15:10 A Stochastic Model for Context-Aware Anomaly Detection in Indoor Location Traces short_paper) echo(" (Short)");?>
Chuanren Liu, Hui Xiong, Yong Ge, Wei Geng, Matt Perkins

Rapid growth in the development of real-time location system solutions has led to an increased interest in indoor location-aware services, such as hospital asset management. Although there are extensive studies in the literature on the analysis of outdoor location traces, the studies of indoor location traces are less touched and fragmented. To that end, in this paper, we provide a focused study of indoor location traces collected by the sensors attached to medical devices in a hospital environment. Along this line, we first introduce some unique properties of these indoor location traces.
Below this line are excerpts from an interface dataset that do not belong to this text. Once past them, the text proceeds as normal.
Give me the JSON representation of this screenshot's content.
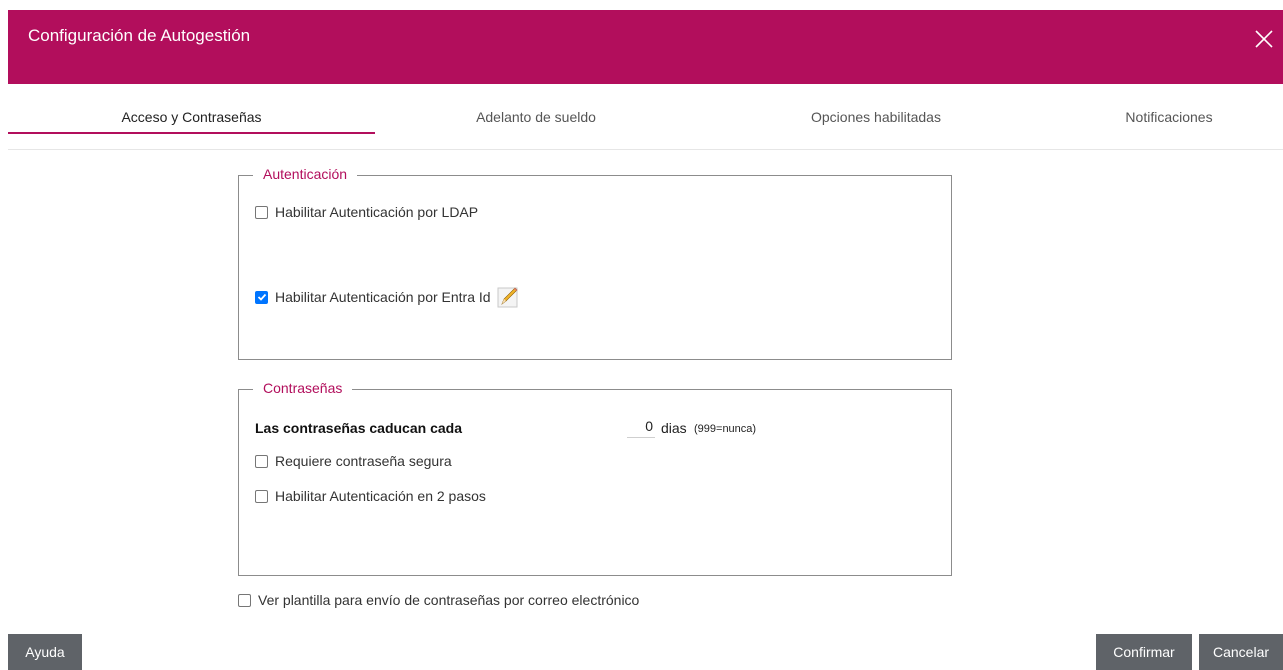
{
  "dialog": {
    "title": "Configuración de Autogestión",
    "accent": "#b20e5c"
  },
  "tabs": [
    {
      "label": "Acceso y Contraseñas",
      "active": true
    },
    {
      "label": "Adelanto de sueldo",
      "active": false
    },
    {
      "label": "Opciones habilitadas",
      "active": false
    },
    {
      "label": "Notificaciones",
      "active": false
    }
  ],
  "auth": {
    "legend": "Autenticación",
    "ldap_label": "Habilitar Autenticación por LDAP",
    "ldap_checked": false,
    "entra_label": "Habilitar Autenticación por Entra Id",
    "entra_checked": true
  },
  "passwords": {
    "legend": "Contraseñas",
    "expire_label": "Las contraseñas caducan cada",
    "expire_days": "0",
    "days_unit": "dias",
    "days_note": "(999=nunca)",
    "secure_label": "Requiere contraseña segura",
    "secure_checked": false,
    "twofa_label": "Habilitar Autenticación en 2 pasos",
    "twofa_checked": false
  },
  "template": {
    "label": "Ver plantilla para envío de contraseñas por correo electrónico",
    "checked": false
  },
  "footer": {
    "help": "Ayuda",
    "confirm": "Confirmar",
    "cancel": "Cancelar"
  },
  "icons": {
    "close": "close-icon",
    "edit": "pencil-icon",
    "check": "checkmark-icon"
  }
}
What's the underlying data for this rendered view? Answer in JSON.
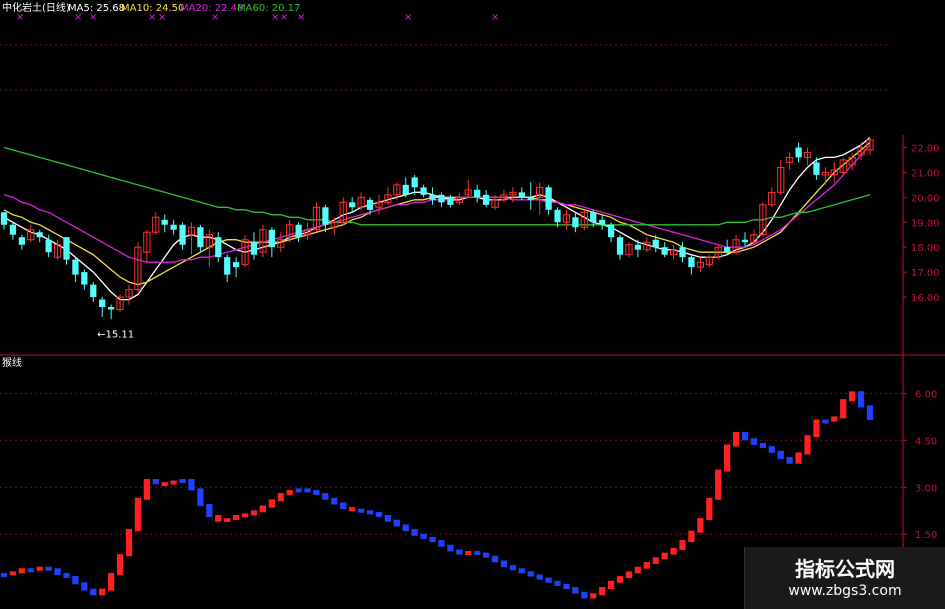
{
  "header": {
    "name": "中化岩土(日线)",
    "ma5_label": "MA5: 25.68",
    "ma10_label": "MA10: 24.50",
    "ma20_label": "MA20: 22.48",
    "ma60_label": "MA60: 20.17"
  },
  "lower_label": "猴线",
  "watermark": {
    "title": "指标公式网",
    "url": "www.zbgs3.com"
  },
  "colors": {
    "bg": "#000000",
    "grid": "#7a0a2a",
    "axis": "#c0103a",
    "up": "#ff3030",
    "down": "#54fcfc",
    "ma5": "#ffffff",
    "ma10": "#f0e040",
    "ma20": "#e020e0",
    "ma60": "#30c030",
    "ind_up": "#ff2020",
    "ind_down": "#2040ff"
  },
  "chart_data": [
    {
      "type": "candlestick",
      "title": "中化岩土(日线)",
      "ylim": [
        15.0,
        22.5
      ],
      "yticks": [
        16.0,
        17.0,
        18.0,
        19.0,
        20.0,
        21.0,
        22.0
      ],
      "ytick_labels": [
        "16.00",
        "17.00",
        "18.00",
        "19.00",
        "20.00",
        "21.00",
        "22.00"
      ],
      "low_annotation": "←15.11",
      "low_annotation_value": 15.11,
      "ohlc": [
        [
          19.4,
          19.4,
          18.7,
          18.9
        ],
        [
          18.9,
          19.0,
          18.3,
          18.5
        ],
        [
          18.4,
          18.5,
          17.9,
          18.1
        ],
        [
          18.3,
          18.9,
          18.2,
          18.7
        ],
        [
          18.6,
          18.7,
          18.2,
          18.4
        ],
        [
          18.3,
          18.5,
          17.6,
          17.8
        ],
        [
          17.6,
          18.3,
          17.5,
          18.1
        ],
        [
          18.4,
          18.4,
          17.3,
          17.5
        ],
        [
          17.5,
          17.6,
          16.6,
          16.9
        ],
        [
          17.0,
          17.1,
          16.3,
          16.5
        ],
        [
          16.5,
          16.6,
          15.8,
          16.0
        ],
        [
          15.9,
          16.0,
          15.2,
          15.6
        ],
        [
          15.6,
          15.7,
          15.11,
          15.5
        ],
        [
          15.5,
          16.1,
          15.4,
          16.0
        ],
        [
          16.0,
          16.5,
          15.7,
          16.3
        ],
        [
          16.3,
          18.2,
          16.2,
          18.0
        ],
        [
          17.8,
          18.7,
          17.4,
          18.6
        ],
        [
          18.6,
          19.4,
          18.5,
          19.2
        ],
        [
          19.1,
          19.3,
          18.6,
          18.9
        ],
        [
          18.9,
          19.1,
          18.5,
          18.7
        ],
        [
          18.9,
          19.0,
          17.9,
          18.1
        ],
        [
          18.5,
          19.0,
          17.7,
          18.8
        ],
        [
          18.8,
          18.9,
          17.8,
          18.0
        ],
        [
          18.0,
          18.7,
          17.2,
          18.5
        ],
        [
          18.4,
          18.6,
          17.4,
          17.6
        ],
        [
          17.6,
          17.7,
          16.6,
          16.9
        ],
        [
          17.4,
          17.6,
          16.8,
          17.2
        ],
        [
          17.3,
          18.5,
          17.2,
          18.3
        ],
        [
          18.2,
          18.6,
          17.5,
          17.7
        ],
        [
          17.8,
          18.9,
          17.6,
          18.7
        ],
        [
          18.7,
          18.8,
          17.6,
          18.0
        ],
        [
          18.0,
          18.6,
          17.8,
          18.3
        ],
        [
          18.4,
          19.1,
          18.2,
          18.9
        ],
        [
          18.9,
          19.0,
          18.2,
          18.4
        ],
        [
          18.5,
          19.0,
          18.3,
          18.7
        ],
        [
          18.7,
          19.8,
          18.6,
          19.6
        ],
        [
          19.6,
          19.7,
          18.6,
          18.9
        ],
        [
          18.8,
          19.2,
          18.5,
          19.0
        ],
        [
          19.0,
          20.0,
          18.9,
          19.8
        ],
        [
          19.8,
          20.0,
          19.4,
          19.6
        ],
        [
          19.6,
          20.2,
          19.5,
          20.0
        ],
        [
          19.9,
          20.0,
          19.3,
          19.5
        ],
        [
          19.6,
          20.1,
          19.3,
          19.8
        ],
        [
          19.8,
          20.4,
          19.7,
          20.1
        ],
        [
          20.1,
          20.6,
          19.9,
          20.5
        ],
        [
          20.5,
          20.8,
          20.0,
          20.1
        ],
        [
          20.8,
          20.9,
          20.1,
          20.4
        ],
        [
          20.4,
          20.5,
          20.0,
          20.1
        ],
        [
          20.1,
          20.4,
          19.7,
          19.9
        ],
        [
          20.1,
          20.2,
          19.6,
          19.8
        ],
        [
          20.0,
          20.1,
          19.6,
          19.7
        ],
        [
          19.8,
          20.2,
          19.7,
          20.0
        ],
        [
          20.1,
          20.7,
          20.0,
          20.3
        ],
        [
          20.3,
          20.5,
          19.8,
          20.0
        ],
        [
          20.1,
          20.3,
          19.6,
          19.7
        ],
        [
          19.6,
          20.1,
          19.5,
          19.9
        ],
        [
          19.9,
          20.3,
          19.8,
          20.1
        ],
        [
          20.1,
          20.4,
          19.8,
          20.2
        ],
        [
          20.2,
          20.4,
          19.9,
          20.0
        ],
        [
          20.0,
          20.6,
          19.5,
          19.9
        ],
        [
          20.0,
          20.6,
          19.3,
          20.4
        ],
        [
          20.4,
          20.5,
          19.3,
          19.5
        ],
        [
          19.5,
          19.6,
          18.8,
          19.0
        ],
        [
          19.0,
          19.5,
          18.7,
          19.3
        ],
        [
          19.2,
          19.4,
          18.6,
          18.8
        ],
        [
          18.8,
          19.5,
          18.7,
          19.4
        ],
        [
          19.4,
          19.5,
          18.8,
          19.0
        ],
        [
          19.1,
          19.3,
          18.7,
          18.9
        ],
        [
          18.9,
          19.0,
          18.2,
          18.4
        ],
        [
          18.4,
          18.5,
          17.5,
          17.7
        ],
        [
          17.7,
          18.2,
          17.6,
          18.1
        ],
        [
          18.1,
          18.3,
          17.6,
          17.9
        ],
        [
          17.9,
          18.4,
          17.8,
          18.2
        ],
        [
          18.3,
          18.5,
          17.8,
          18.0
        ],
        [
          18.0,
          18.2,
          17.6,
          17.7
        ],
        [
          17.7,
          18.1,
          17.5,
          17.9
        ],
        [
          18.0,
          18.2,
          17.4,
          17.6
        ],
        [
          17.6,
          17.7,
          16.9,
          17.2
        ],
        [
          17.2,
          17.6,
          17.0,
          17.4
        ],
        [
          17.3,
          17.7,
          17.2,
          17.6
        ],
        [
          17.6,
          18.1,
          17.5,
          18.0
        ],
        [
          18.0,
          18.3,
          17.7,
          17.8
        ],
        [
          17.8,
          18.5,
          17.7,
          18.3
        ],
        [
          18.3,
          18.6,
          18.0,
          18.2
        ],
        [
          18.2,
          18.7,
          18.1,
          18.5
        ],
        [
          18.5,
          19.8,
          18.4,
          19.7
        ],
        [
          19.7,
          20.4,
          19.6,
          20.2
        ],
        [
          20.2,
          21.5,
          20.1,
          21.2
        ],
        [
          21.4,
          21.8,
          21.1,
          21.6
        ],
        [
          22.0,
          22.2,
          21.4,
          21.6
        ],
        [
          21.6,
          22.0,
          21.3,
          21.8
        ],
        [
          21.4,
          21.6,
          20.7,
          20.9
        ],
        [
          20.9,
          21.2,
          20.5,
          21.0
        ],
        [
          20.9,
          21.4,
          20.6,
          21.1
        ],
        [
          21.0,
          21.6,
          20.9,
          21.5
        ],
        [
          21.3,
          21.8,
          21.1,
          21.6
        ],
        [
          21.7,
          22.2,
          21.5,
          22.0
        ],
        [
          21.9,
          22.4,
          21.7,
          22.3
        ]
      ],
      "series": [
        {
          "name": "MA5",
          "color": "#ffffff",
          "values": [
            19.2,
            19.0,
            18.8,
            18.6,
            18.5,
            18.3,
            18.1,
            17.9,
            17.6,
            17.3,
            17.0,
            16.6,
            16.2,
            15.9,
            15.9,
            16.1,
            16.6,
            17.1,
            17.6,
            18.1,
            18.4,
            18.5,
            18.4,
            18.4,
            18.3,
            18.1,
            17.9,
            17.8,
            17.9,
            18.0,
            18.1,
            18.2,
            18.4,
            18.5,
            18.6,
            18.8,
            18.9,
            19.1,
            19.3,
            19.4,
            19.6,
            19.7,
            19.8,
            19.9,
            20.0,
            20.1,
            20.2,
            20.2,
            20.1,
            20.0,
            19.9,
            19.9,
            20.0,
            20.0,
            19.9,
            19.9,
            19.9,
            20.0,
            20.0,
            20.0,
            20.1,
            20.0,
            19.8,
            19.6,
            19.4,
            19.2,
            19.0,
            18.9,
            18.8,
            18.6,
            18.4,
            18.2,
            18.1,
            18.0,
            17.9,
            17.9,
            17.8,
            17.7,
            17.6,
            17.6,
            17.6,
            17.7,
            17.9,
            18.0,
            18.2,
            18.6,
            19.1,
            19.7,
            20.3,
            20.8,
            21.2,
            21.5,
            21.6,
            21.6,
            21.7,
            21.9,
            22.1,
            22.4
          ]
        },
        {
          "name": "MA10",
          "color": "#f0e040",
          "values": [
            19.5,
            19.3,
            19.2,
            19.0,
            18.9,
            18.7,
            18.5,
            18.3,
            18.1,
            17.9,
            17.7,
            17.4,
            17.1,
            16.8,
            16.6,
            16.5,
            16.6,
            16.8,
            17.0,
            17.2,
            17.4,
            17.6,
            17.8,
            18.0,
            18.2,
            18.3,
            18.3,
            18.2,
            18.2,
            18.2,
            18.2,
            18.2,
            18.3,
            18.4,
            18.5,
            18.6,
            18.7,
            18.8,
            18.9,
            19.1,
            19.2,
            19.4,
            19.5,
            19.6,
            19.7,
            19.8,
            19.9,
            19.9,
            20.0,
            20.0,
            20.0,
            20.0,
            20.0,
            20.0,
            20.0,
            20.0,
            20.0,
            20.0,
            20.0,
            20.0,
            19.9,
            19.9,
            19.8,
            19.7,
            19.6,
            19.5,
            19.4,
            19.3,
            19.2,
            19.0,
            18.9,
            18.7,
            18.5,
            18.4,
            18.3,
            18.2,
            18.0,
            17.9,
            17.8,
            17.8,
            17.8,
            17.8,
            17.8,
            17.9,
            18.0,
            18.2,
            18.4,
            18.6,
            19.0,
            19.4,
            19.8,
            20.2,
            20.6,
            21.0,
            21.3,
            21.6,
            21.9,
            22.2
          ]
        },
        {
          "name": "MA20",
          "color": "#e020e0",
          "values": [
            20.1,
            20.0,
            19.8,
            19.7,
            19.5,
            19.4,
            19.2,
            19.0,
            18.8,
            18.6,
            18.4,
            18.2,
            18.0,
            17.8,
            17.6,
            17.5,
            17.4,
            17.4,
            17.4,
            17.4,
            17.5,
            17.5,
            17.6,
            17.6,
            17.7,
            17.8,
            17.9,
            18.0,
            18.1,
            18.2,
            18.3,
            18.4,
            18.5,
            18.6,
            18.7,
            18.8,
            18.9,
            19.0,
            19.1,
            19.2,
            19.3,
            19.4,
            19.5,
            19.6,
            19.7,
            19.7,
            19.8,
            19.8,
            19.9,
            19.9,
            19.9,
            20.0,
            20.0,
            20.0,
            20.0,
            20.0,
            20.0,
            19.9,
            19.9,
            19.9,
            19.9,
            19.8,
            19.8,
            19.7,
            19.7,
            19.6,
            19.5,
            19.4,
            19.3,
            19.2,
            19.1,
            19.0,
            18.9,
            18.8,
            18.7,
            18.6,
            18.5,
            18.4,
            18.3,
            18.2,
            18.1,
            18.0,
            18.0,
            18.0,
            18.1,
            18.3,
            18.5,
            18.7,
            19.0,
            19.3,
            19.6,
            19.9,
            20.2,
            20.5,
            20.9,
            21.3,
            21.7,
            22.1
          ]
        },
        {
          "name": "MA60",
          "color": "#30c030",
          "values": [
            22.0,
            21.9,
            21.8,
            21.7,
            21.6,
            21.5,
            21.4,
            21.3,
            21.2,
            21.1,
            21.0,
            20.9,
            20.8,
            20.7,
            20.6,
            20.5,
            20.4,
            20.3,
            20.2,
            20.1,
            20.0,
            19.9,
            19.8,
            19.7,
            19.6,
            19.6,
            19.5,
            19.5,
            19.4,
            19.4,
            19.3,
            19.3,
            19.2,
            19.2,
            19.1,
            19.1,
            19.1,
            19.0,
            19.0,
            19.0,
            18.9,
            18.9,
            18.9,
            18.9,
            18.9,
            18.9,
            18.9,
            18.9,
            18.9,
            18.9,
            18.9,
            18.9,
            18.9,
            18.9,
            18.9,
            18.9,
            18.9,
            18.9,
            18.9,
            18.9,
            18.9,
            18.9,
            18.9,
            18.9,
            18.9,
            18.9,
            18.9,
            18.9,
            18.9,
            18.9,
            18.9,
            18.9,
            18.9,
            18.9,
            18.9,
            18.9,
            18.9,
            18.9,
            18.9,
            18.9,
            18.9,
            19.0,
            19.0,
            19.0,
            19.1,
            19.1,
            19.2,
            19.2,
            19.3,
            19.4,
            19.4,
            19.5,
            19.6,
            19.7,
            19.8,
            19.9,
            20.0,
            20.1
          ]
        }
      ]
    },
    {
      "type": "bar",
      "title": "猴线",
      "ylim": [
        -0.6,
        7.0
      ],
      "yticks": [
        1.5,
        3.0,
        4.5,
        6.0
      ],
      "ytick_labels": [
        "1.50",
        "3.00",
        "4.50",
        "6.00"
      ],
      "values": [
        0.2,
        0.25,
        0.35,
        0.35,
        0.4,
        0.35,
        0.2,
        0.1,
        -0.1,
        -0.3,
        -0.45,
        -0.3,
        0.2,
        0.8,
        1.6,
        2.6,
        3.2,
        3.1,
        3.1,
        3.15,
        3.2,
        2.9,
        2.4,
        2.05,
        1.9,
        1.95,
        2.05,
        2.1,
        2.2,
        2.35,
        2.55,
        2.75,
        2.85,
        2.9,
        2.85,
        2.75,
        2.6,
        2.45,
        2.3,
        2.25,
        2.2,
        2.15,
        2.05,
        1.9,
        1.75,
        1.6,
        1.45,
        1.35,
        1.25,
        1.1,
        0.95,
        0.85,
        0.9,
        0.85,
        0.75,
        0.6,
        0.45,
        0.35,
        0.25,
        0.15,
        0.05,
        -0.05,
        -0.15,
        -0.25,
        -0.4,
        -0.55,
        -0.45,
        -0.25,
        -0.05,
        0.1,
        0.25,
        0.4,
        0.55,
        0.7,
        0.85,
        1.0,
        1.25,
        1.55,
        1.95,
        2.6,
        3.5,
        4.3,
        4.7,
        4.5,
        4.35,
        4.25,
        4.1,
        3.9,
        3.75,
        4.05,
        4.6,
        5.1,
        5.1,
        5.2,
        5.75,
        6.0,
        5.55,
        5.15
      ],
      "colors": [
        "down",
        "up",
        "up",
        "down",
        "up",
        "down",
        "down",
        "down",
        "down",
        "down",
        "down",
        "up",
        "up",
        "up",
        "up",
        "up",
        "up",
        "down",
        "up",
        "up",
        "down",
        "down",
        "down",
        "down",
        "up",
        "up",
        "up",
        "up",
        "up",
        "up",
        "up",
        "up",
        "up",
        "down",
        "down",
        "down",
        "down",
        "down",
        "down",
        "up",
        "down",
        "down",
        "down",
        "down",
        "down",
        "down",
        "down",
        "down",
        "down",
        "down",
        "down",
        "down",
        "up",
        "down",
        "down",
        "down",
        "down",
        "down",
        "down",
        "down",
        "down",
        "down",
        "down",
        "down",
        "down",
        "down",
        "up",
        "up",
        "up",
        "up",
        "up",
        "up",
        "up",
        "up",
        "up",
        "up",
        "up",
        "up",
        "up",
        "up",
        "up",
        "up",
        "up",
        "down",
        "down",
        "down",
        "down",
        "down",
        "down",
        "up",
        "up",
        "up",
        "down",
        "up",
        "up",
        "up",
        "down",
        "down"
      ]
    }
  ]
}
We show that they can capture the movement patterns of the medical devices, which are tightly coupled with the work flow in the controlled hospital environment. Based on this observation, we propose a stochastic model for context-aware anomaly detection in indoor location traces, which exploits the hospital work flow and models the movements of medical devices as transitions in finite state machines. In detail, we first develop a density-based method to identify the hotspots filled with high-level abnormal activities in the indoor environment. The discovered hotspots serve as the context for nearby trajectories. Then, we introduce an N-gram based method for measuring the degree of anomaly based on the detected hotspots, which is able to predict the missing events possibly due to the devices being stolen. Besides, to address the noisy nature of the indoor sensor networks, we also propose an iterative algorithm to estimate the transition probabilities. This algorithm allows to effectively recover the missing location records which are critical for the abnormality estimation. Finally, the experimental results on the real-world date sets validate the effectiveness of the proposed context-aware anomaly detection method for identifying abnormal events.